→ Description of the task
Repeat every entry exactly. Pictures stay out.

→ Records supplied
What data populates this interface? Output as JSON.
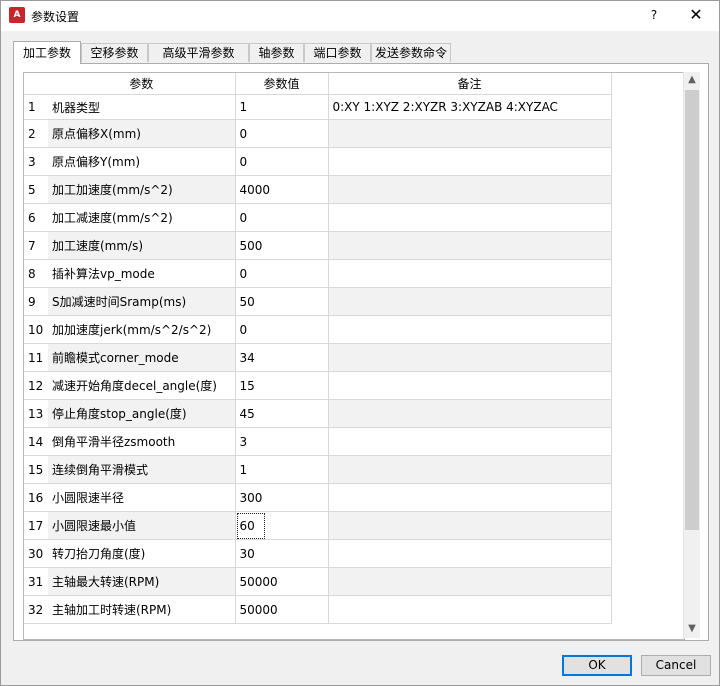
{
  "window": {
    "title": "参数设置",
    "app_icon_text": "A",
    "help_label": "?",
    "close_label": "✕"
  },
  "tabs": [
    "加工参数",
    "空移参数",
    "高级平滑参数",
    "轴参数",
    "端口参数",
    "发送参数命令"
  ],
  "active_tab": "加工参数",
  "table": {
    "headers": {
      "row_num": "",
      "param": "参数",
      "value": "参数值",
      "note": "备注"
    },
    "rows": [
      {
        "num": "1",
        "param": "机器类型",
        "value": "1",
        "note": "0:XY  1:XYZ  2:XYZR   3:XYZAB   4:XYZAC"
      },
      {
        "num": "2",
        "param": "原点偏移X(mm)",
        "value": "0",
        "note": ""
      },
      {
        "num": "3",
        "param": "原点偏移Y(mm)",
        "value": "0",
        "note": ""
      },
      {
        "num": "5",
        "param": "加工加速度(mm/s^2)",
        "value": "4000",
        "note": ""
      },
      {
        "num": "6",
        "param": "加工减速度(mm/s^2)",
        "value": "0",
        "note": ""
      },
      {
        "num": "7",
        "param": "加工速度(mm/s)",
        "value": "500",
        "note": ""
      },
      {
        "num": "8",
        "param": "插补算法vp_mode",
        "value": "0",
        "note": ""
      },
      {
        "num": "9",
        "param": "S加减速时间Sramp(ms)",
        "value": "50",
        "note": ""
      },
      {
        "num": "10",
        "param": "加加速度jerk(mm/s^2/s^2)",
        "value": "0",
        "note": ""
      },
      {
        "num": "11",
        "param": "前瞻模式corner_mode",
        "value": "34",
        "note": ""
      },
      {
        "num": "12",
        "param": "减速开始角度decel_angle(度)",
        "value": "15",
        "note": ""
      },
      {
        "num": "13",
        "param": "停止角度stop_angle(度)",
        "value": "45",
        "note": ""
      },
      {
        "num": "14",
        "param": "倒角平滑半径zsmooth",
        "value": "3",
        "note": ""
      },
      {
        "num": "15",
        "param": "连续倒角平滑模式",
        "value": "1",
        "note": ""
      },
      {
        "num": "16",
        "param": "小圆限速半径",
        "value": "300",
        "note": ""
      },
      {
        "num": "17",
        "param": "小圆限速最小值",
        "value": "60",
        "note": ""
      },
      {
        "num": "30",
        "param": "转刀抬刀角度(度)",
        "value": "30",
        "note": ""
      },
      {
        "num": "31",
        "param": "主轴最大转速(RPM)",
        "value": "50000",
        "note": ""
      },
      {
        "num": "32",
        "param": "主轴加工时转速(RPM)",
        "value": "50000",
        "note": ""
      }
    ],
    "selected_row": 15
  },
  "scrollbar": {
    "up_icon": "scroll-up-arrow-icon",
    "down_icon": "scroll-down-arrow-icon"
  },
  "buttons": {
    "ok": "OK",
    "cancel": "Cancel"
  }
}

→ Answer to this exercise
What data populates this interface? Output as JSON.
{
  "window": {
    "title": "参数设置",
    "app_icon_text": "A",
    "help_label": "?",
    "close_label": "✕"
  },
  "tabs": [
    "加工参数",
    "空移参数",
    "高级平滑参数",
    "轴参数",
    "端口参数",
    "发送参数命令"
  ],
  "active_tab": "加工参数",
  "table": {
    "headers": {
      "row_num": "",
      "param": "参数",
      "value": "参数值",
      "note": "备注"
    },
    "rows": [
      {
        "num": "1",
        "param": "机器类型",
        "value": "1",
        "note": "0:XY  1:XYZ  2:XYZR   3:XYZAB   4:XYZAC"
      },
      {
        "num": "2",
        "param": "原点偏移X(mm)",
        "value": "0",
        "note": ""
      },
      {
        "num": "3",
        "param": "原点偏移Y(mm)",
        "value": "0",
        "note": ""
      },
      {
        "num": "5",
        "param": "加工加速度(mm/s^2)",
        "value": "4000",
        "note": ""
      },
      {
        "num": "6",
        "param": "加工减速度(mm/s^2)",
        "value": "0",
        "note": ""
      },
      {
        "num": "7",
        "param": "加工速度(mm/s)",
        "value": "500",
        "note": ""
      },
      {
        "num": "8",
        "param": "插补算法vp_mode",
        "value": "0",
        "note": ""
      },
      {
        "num": "9",
        "param": "S加减速时间Sramp(ms)",
        "value": "50",
        "note": ""
      },
      {
        "num": "10",
        "param": "加加速度jerk(mm/s^2/s^2)",
        "value": "0",
        "note": ""
      },
      {
        "num": "11",
        "param": "前瞻模式corner_mode",
        "value": "34",
        "note": ""
      },
      {
        "num": "12",
        "param": "减速开始角度decel_angle(度)",
        "value": "15",
        "note": ""
      },
      {
        "num": "13",
        "param": "停止角度stop_angle(度)",
        "value": "45",
        "note": ""
      },
      {
        "num": "14",
        "param": "倒角平滑半径zsmooth",
        "value": "3",
        "note": ""
      },
      {
        "num": "15",
        "param": "连续倒角平滑模式",
        "value": "1",
        "note": ""
      },
      {
        "num": "16",
        "param": "小圆限速半径",
        "value": "300",
        "note": ""
      },
      {
        "num": "17",
        "param": "小圆限速最小值",
        "value": "60",
        "note": ""
      },
      {
        "num": "30",
        "param": "转刀抬刀角度(度)",
        "value": "30",
        "note": ""
      },
      {
        "num": "31",
        "param": "主轴最大转速(RPM)",
        "value": "50000",
        "note": ""
      },
      {
        "num": "32",
        "param": "主轴加工时转速(RPM)",
        "value": "50000",
        "note": ""
      }
    ],
    "selected_row": 15
  },
  "scrollbar": {
    "up_icon": "scroll-up-arrow-icon",
    "down_icon": "scroll-down-arrow-icon"
  },
  "buttons": {
    "ok": "OK",
    "cancel": "Cancel"
  }
}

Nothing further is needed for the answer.